> **Task**: Reproduce the full listing that follows, matching it exactly.

> **Dataset extract**:
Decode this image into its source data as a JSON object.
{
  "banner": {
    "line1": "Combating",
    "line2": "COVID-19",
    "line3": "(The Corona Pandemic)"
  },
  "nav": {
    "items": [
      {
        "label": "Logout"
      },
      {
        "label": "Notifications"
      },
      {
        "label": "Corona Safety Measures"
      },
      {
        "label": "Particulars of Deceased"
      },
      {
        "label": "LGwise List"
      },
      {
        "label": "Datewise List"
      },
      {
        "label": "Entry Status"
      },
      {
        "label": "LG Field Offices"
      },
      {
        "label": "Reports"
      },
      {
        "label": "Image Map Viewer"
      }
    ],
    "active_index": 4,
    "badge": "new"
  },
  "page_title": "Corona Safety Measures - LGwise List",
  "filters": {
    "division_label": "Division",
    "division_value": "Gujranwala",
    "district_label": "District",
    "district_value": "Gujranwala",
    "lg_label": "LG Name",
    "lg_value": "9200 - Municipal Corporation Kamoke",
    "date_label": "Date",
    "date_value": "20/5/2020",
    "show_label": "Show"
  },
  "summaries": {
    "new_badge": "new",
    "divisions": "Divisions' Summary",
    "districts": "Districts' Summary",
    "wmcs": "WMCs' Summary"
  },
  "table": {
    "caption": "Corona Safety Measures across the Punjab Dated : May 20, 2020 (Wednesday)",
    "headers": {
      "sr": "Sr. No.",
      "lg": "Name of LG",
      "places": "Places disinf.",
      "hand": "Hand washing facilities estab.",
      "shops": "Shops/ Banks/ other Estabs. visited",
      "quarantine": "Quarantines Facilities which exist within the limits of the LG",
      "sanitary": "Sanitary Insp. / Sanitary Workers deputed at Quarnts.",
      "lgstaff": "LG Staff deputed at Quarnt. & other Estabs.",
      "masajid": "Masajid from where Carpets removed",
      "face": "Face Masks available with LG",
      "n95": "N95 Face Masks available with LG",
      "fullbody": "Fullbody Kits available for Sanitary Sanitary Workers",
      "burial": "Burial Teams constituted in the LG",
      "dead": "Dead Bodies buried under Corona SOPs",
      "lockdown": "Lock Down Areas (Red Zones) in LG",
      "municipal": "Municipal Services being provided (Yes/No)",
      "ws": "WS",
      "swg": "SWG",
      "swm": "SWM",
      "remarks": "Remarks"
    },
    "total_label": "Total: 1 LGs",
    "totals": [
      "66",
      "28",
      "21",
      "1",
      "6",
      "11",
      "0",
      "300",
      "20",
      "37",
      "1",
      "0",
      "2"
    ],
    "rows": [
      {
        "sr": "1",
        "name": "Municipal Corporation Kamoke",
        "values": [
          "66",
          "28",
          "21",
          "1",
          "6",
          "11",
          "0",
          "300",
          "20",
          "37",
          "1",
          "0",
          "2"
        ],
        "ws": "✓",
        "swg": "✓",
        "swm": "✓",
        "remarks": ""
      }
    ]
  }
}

> **Response to the exercise**:
Decode this image into its source data as a JSON object.
{
  "banner": {
    "line1": "Combating",
    "line2": "COVID-19",
    "line3": "(The Corona Pandemic)"
  },
  "nav": {
    "items": [
      {
        "label": "Logout"
      },
      {
        "label": "Notifications"
      },
      {
        "label": "Corona Safety Measures"
      },
      {
        "label": "Particulars of Deceased"
      },
      {
        "label": "LGwise List"
      },
      {
        "label": "Datewise List"
      },
      {
        "label": "Entry Status"
      },
      {
        "label": "LG Field Offices"
      },
      {
        "label": "Reports"
      },
      {
        "label": "Image Map Viewer"
      }
    ],
    "active_index": 4,
    "badge": "new"
  },
  "page_title": "Corona Safety Measures - LGwise List",
  "filters": {
    "division_label": "Division",
    "division_value": "Gujranwala",
    "district_label": "District",
    "district_value": "Gujranwala",
    "lg_label": "LG Name",
    "lg_value": "9200 - Municipal Corporation Kamoke",
    "date_label": "Date",
    "date_value": "20/5/2020",
    "show_label": "Show"
  },
  "summaries": {
    "new_badge": "new",
    "divisions": "Divisions' Summary",
    "districts": "Districts' Summary",
    "wmcs": "WMCs' Summary"
  },
  "table": {
    "caption": "Corona Safety Measures across the Punjab Dated : May 20, 2020 (Wednesday)",
    "headers": {
      "sr": "Sr. No.",
      "lg": "Name of LG",
      "places": "Places disinf.",
      "hand": "Hand washing facilities estab.",
      "shops": "Shops/ Banks/ other Estabs. visited",
      "quarantine": "Quarantines Facilities which exist within the limits of the LG",
      "sanitary": "Sanitary Insp. / Sanitary Workers deputed at Quarnts.",
      "lgstaff": "LG Staff deputed at Quarnt. & other Estabs.",
      "masajid": "Masajid from where Carpets removed",
      "face": "Face Masks available with LG",
      "n95": "N95 Face Masks available with LG",
      "fullbody": "Fullbody Kits available for Sanitary Sanitary Workers",
      "burial": "Burial Teams constituted in the LG",
      "dead": "Dead Bodies buried under Corona SOPs",
      "lockdown": "Lock Down Areas (Red Zones) in LG",
      "municipal": "Municipal Services being provided (Yes/No)",
      "ws": "WS",
      "swg": "SWG",
      "swm": "SWM",
      "remarks": "Remarks"
    },
    "total_label": "Total: 1 LGs",
    "totals": [
      "66",
      "28",
      "21",
      "1",
      "6",
      "11",
      "0",
      "300",
      "20",
      "37",
      "1",
      "0",
      "2"
    ],
    "rows": [
      {
        "sr": "1",
        "name": "Municipal Corporation Kamoke",
        "values": [
          "66",
          "28",
          "21",
          "1",
          "6",
          "11",
          "0",
          "300",
          "20",
          "37",
          "1",
          "0",
          "2"
        ],
        "ws": "✓",
        "swg": "✓",
        "swm": "✓",
        "remarks": ""
      }
    ]
  }
}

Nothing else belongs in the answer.